Consumer

/

Home & Leisure

Real estate Q&A: Landlord insists on cash payments for rent. What I can do to stay safe during coronavirus?

Gary M. Singer, Sun Sentinel on

Published in Home and Consumer News

Q: Our lease states that we must pay the rent in cash. Because of the Safer at Home orders in place, we do not want to go to the bank to get the money. We offered to pay with a check or even have our bank transfer the funds, but our landlord refused. We want to stay safe during the pandemic. What can we do? -- Amanda

A: It is crucial always to get a receipt when paying your rent in cash. You agreed to pay your landlord in cash, and that is what you should do when possible.

But the unexpected sometimes happens, and even a well-drafted lease cannot foresee every situation. The COVID-19 pandemic caught the entire world unawares, and implicit in every contract is the promise that the parties will deal fairly with each other in good faith.

Given the current situation, my legal opinion is that your landlord is required to accept an alternate form of rent, and if he refuses, you will not be in breach of the lease.

You should be documenting all communication with your landlord about this issue. Save emails, texts, and take a picture of the written check. If he later chooses to try to evict you, these notes will be critical to your defense.

I find his refusal to accept a check to be very suspicious. With the massive unemployment, most landlords are happy to have tenants eager to pay rent. This is especially true since Florida and most states have delayed residential evictions for the next month or two.

When renting a home, the landlord will check out the tenant before agreeing to let the property.

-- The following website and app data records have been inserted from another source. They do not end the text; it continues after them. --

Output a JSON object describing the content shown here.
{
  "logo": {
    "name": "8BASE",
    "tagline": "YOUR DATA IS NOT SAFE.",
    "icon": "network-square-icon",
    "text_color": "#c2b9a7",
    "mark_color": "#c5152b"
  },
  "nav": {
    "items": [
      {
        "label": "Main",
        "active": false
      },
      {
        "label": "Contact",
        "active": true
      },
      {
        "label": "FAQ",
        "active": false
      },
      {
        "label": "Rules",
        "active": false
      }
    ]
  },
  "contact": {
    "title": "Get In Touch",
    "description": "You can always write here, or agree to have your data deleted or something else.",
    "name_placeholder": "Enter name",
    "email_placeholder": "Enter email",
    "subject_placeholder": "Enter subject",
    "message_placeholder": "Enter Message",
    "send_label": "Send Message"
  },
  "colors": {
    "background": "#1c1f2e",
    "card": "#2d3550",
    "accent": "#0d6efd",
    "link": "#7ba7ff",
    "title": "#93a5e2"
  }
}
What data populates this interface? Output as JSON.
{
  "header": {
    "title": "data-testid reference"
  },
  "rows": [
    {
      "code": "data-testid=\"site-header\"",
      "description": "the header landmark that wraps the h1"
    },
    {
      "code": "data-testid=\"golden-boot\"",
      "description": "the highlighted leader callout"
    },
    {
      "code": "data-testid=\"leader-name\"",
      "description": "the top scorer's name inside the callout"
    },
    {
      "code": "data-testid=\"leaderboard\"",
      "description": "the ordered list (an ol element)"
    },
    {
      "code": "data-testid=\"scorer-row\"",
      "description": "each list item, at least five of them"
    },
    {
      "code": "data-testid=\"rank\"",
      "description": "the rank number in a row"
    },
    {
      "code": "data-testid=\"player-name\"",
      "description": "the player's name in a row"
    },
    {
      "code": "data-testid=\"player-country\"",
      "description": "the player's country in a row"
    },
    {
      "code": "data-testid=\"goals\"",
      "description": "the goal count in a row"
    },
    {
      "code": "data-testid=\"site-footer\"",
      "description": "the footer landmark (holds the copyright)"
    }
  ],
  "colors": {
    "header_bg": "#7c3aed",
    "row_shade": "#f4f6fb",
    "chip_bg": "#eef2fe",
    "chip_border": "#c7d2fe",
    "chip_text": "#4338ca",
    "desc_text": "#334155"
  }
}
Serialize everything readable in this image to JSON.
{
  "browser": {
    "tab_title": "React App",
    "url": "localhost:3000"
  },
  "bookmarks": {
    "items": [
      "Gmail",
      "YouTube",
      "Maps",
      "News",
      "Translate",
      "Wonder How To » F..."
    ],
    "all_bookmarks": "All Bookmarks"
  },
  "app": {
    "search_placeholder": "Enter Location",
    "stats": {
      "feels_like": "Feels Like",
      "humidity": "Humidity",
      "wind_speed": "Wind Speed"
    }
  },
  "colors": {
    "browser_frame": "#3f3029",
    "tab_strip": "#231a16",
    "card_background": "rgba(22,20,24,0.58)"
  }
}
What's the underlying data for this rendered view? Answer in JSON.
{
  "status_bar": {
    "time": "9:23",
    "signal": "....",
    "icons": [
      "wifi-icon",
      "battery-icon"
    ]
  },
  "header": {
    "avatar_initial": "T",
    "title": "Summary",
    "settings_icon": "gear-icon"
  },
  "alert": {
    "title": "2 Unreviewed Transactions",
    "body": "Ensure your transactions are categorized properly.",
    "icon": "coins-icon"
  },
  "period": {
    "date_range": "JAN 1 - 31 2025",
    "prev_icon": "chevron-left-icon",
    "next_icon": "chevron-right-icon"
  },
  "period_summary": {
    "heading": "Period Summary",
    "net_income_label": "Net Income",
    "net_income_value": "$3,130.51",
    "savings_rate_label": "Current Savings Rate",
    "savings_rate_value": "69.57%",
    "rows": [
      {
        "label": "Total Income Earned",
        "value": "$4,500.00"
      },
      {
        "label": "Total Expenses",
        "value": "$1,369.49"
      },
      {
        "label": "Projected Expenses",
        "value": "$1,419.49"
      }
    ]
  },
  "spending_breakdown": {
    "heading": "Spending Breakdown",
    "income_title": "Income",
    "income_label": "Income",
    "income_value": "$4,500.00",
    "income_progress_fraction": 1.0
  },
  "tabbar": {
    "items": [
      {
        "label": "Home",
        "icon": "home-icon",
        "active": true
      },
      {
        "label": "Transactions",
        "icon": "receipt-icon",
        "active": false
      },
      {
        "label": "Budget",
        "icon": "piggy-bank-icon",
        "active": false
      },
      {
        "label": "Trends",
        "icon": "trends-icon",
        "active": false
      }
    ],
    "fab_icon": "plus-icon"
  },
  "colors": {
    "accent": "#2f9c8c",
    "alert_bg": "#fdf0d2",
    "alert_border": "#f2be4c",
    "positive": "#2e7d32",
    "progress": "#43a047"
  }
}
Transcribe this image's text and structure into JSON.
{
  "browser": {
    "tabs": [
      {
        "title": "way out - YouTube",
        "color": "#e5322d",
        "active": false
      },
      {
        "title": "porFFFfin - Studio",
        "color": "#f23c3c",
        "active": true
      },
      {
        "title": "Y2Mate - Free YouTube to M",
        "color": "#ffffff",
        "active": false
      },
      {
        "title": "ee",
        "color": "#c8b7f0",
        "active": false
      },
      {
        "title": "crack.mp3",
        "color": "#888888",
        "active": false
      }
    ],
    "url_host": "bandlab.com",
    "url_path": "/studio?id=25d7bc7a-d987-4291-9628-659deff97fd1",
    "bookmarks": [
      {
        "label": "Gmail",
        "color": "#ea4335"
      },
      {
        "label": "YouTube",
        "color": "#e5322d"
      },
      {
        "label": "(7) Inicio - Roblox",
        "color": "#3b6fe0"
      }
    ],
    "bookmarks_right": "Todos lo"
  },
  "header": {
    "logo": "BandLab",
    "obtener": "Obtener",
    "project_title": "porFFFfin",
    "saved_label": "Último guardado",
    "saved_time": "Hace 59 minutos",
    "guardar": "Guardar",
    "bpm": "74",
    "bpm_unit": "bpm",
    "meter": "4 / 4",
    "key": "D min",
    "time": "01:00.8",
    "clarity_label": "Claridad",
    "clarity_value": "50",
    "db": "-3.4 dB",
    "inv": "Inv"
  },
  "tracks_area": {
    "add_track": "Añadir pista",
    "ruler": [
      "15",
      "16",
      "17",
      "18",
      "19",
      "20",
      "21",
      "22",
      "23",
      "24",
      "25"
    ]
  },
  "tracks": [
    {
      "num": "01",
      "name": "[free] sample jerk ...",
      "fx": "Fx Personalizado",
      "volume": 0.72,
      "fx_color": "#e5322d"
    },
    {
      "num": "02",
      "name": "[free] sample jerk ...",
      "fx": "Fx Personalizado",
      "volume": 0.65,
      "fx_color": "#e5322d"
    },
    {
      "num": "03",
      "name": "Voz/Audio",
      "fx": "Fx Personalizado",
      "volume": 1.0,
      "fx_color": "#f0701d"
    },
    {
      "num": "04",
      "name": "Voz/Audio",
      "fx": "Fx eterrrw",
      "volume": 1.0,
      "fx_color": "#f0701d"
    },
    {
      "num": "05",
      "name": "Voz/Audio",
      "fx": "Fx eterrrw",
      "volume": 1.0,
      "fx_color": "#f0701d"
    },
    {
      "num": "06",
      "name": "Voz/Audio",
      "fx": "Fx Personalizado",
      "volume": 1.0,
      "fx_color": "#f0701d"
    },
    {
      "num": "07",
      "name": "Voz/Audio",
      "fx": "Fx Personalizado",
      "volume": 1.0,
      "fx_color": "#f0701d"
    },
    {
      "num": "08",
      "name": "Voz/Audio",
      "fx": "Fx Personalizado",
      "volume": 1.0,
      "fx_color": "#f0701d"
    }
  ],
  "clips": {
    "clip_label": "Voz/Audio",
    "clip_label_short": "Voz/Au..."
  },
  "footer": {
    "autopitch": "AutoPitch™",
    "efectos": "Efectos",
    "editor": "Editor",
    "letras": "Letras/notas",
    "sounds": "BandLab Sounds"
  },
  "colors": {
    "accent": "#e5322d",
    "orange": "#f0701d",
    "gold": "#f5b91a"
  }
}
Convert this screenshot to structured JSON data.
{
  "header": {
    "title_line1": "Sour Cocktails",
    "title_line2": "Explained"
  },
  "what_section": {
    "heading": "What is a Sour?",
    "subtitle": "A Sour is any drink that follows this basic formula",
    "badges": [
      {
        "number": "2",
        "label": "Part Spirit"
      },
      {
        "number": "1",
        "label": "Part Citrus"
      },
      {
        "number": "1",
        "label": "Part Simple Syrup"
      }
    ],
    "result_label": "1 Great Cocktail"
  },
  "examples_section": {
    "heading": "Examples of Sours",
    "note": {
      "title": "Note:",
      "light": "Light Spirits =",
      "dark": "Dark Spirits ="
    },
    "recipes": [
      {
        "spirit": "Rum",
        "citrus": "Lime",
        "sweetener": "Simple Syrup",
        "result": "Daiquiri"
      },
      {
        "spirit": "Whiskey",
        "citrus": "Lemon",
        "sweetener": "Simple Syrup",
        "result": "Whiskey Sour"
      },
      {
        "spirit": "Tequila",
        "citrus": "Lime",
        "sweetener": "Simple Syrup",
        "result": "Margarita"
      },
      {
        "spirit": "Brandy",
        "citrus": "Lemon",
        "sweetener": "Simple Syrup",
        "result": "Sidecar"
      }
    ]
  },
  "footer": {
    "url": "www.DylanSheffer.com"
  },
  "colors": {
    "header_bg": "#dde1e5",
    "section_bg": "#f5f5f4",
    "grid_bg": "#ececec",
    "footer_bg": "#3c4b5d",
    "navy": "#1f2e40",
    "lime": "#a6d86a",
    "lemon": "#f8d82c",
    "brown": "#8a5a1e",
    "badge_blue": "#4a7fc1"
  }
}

It is equally important for a tenant to make sure the landlord is legit.

The fact that your landlord is demanding cash payments opens the possibility that he may not be who he says. Check your county property appraiser's website to confirm who the owner is. Any legit landlord would be willing to show their driver's license to prove they are who they say they are.

 

Rental fraud is more common than most people think, and tenants have to be diligent.

About The Writer

Gary M. Singer is a Florida attorney and board-certified as an expert in real estate law by the Florida Bar. He practices real estate, business litigation and contract law from his office in Sunrise, Fla. He is the chairman of the Real Estate Section of the Broward County Bar Association and is a co-host of the weekly radio show Legal News and Review. He frequently consults on general real estate matters and trends in Florida with various companies across the nation. Send him questions online at www.sunsentinel.com/askpro or follow him on Twitter @GarySingerLaw.

(c)2020 Sun Sentinel (Fort Lauderdale, Fla.)

Visit Sun Sentinel (Fort Lauderdale, Fla.) at www.sun-sentinel.com

Distributed by Tribune Content Agency, LLC.

 

Comments

blog comments powered by Disqus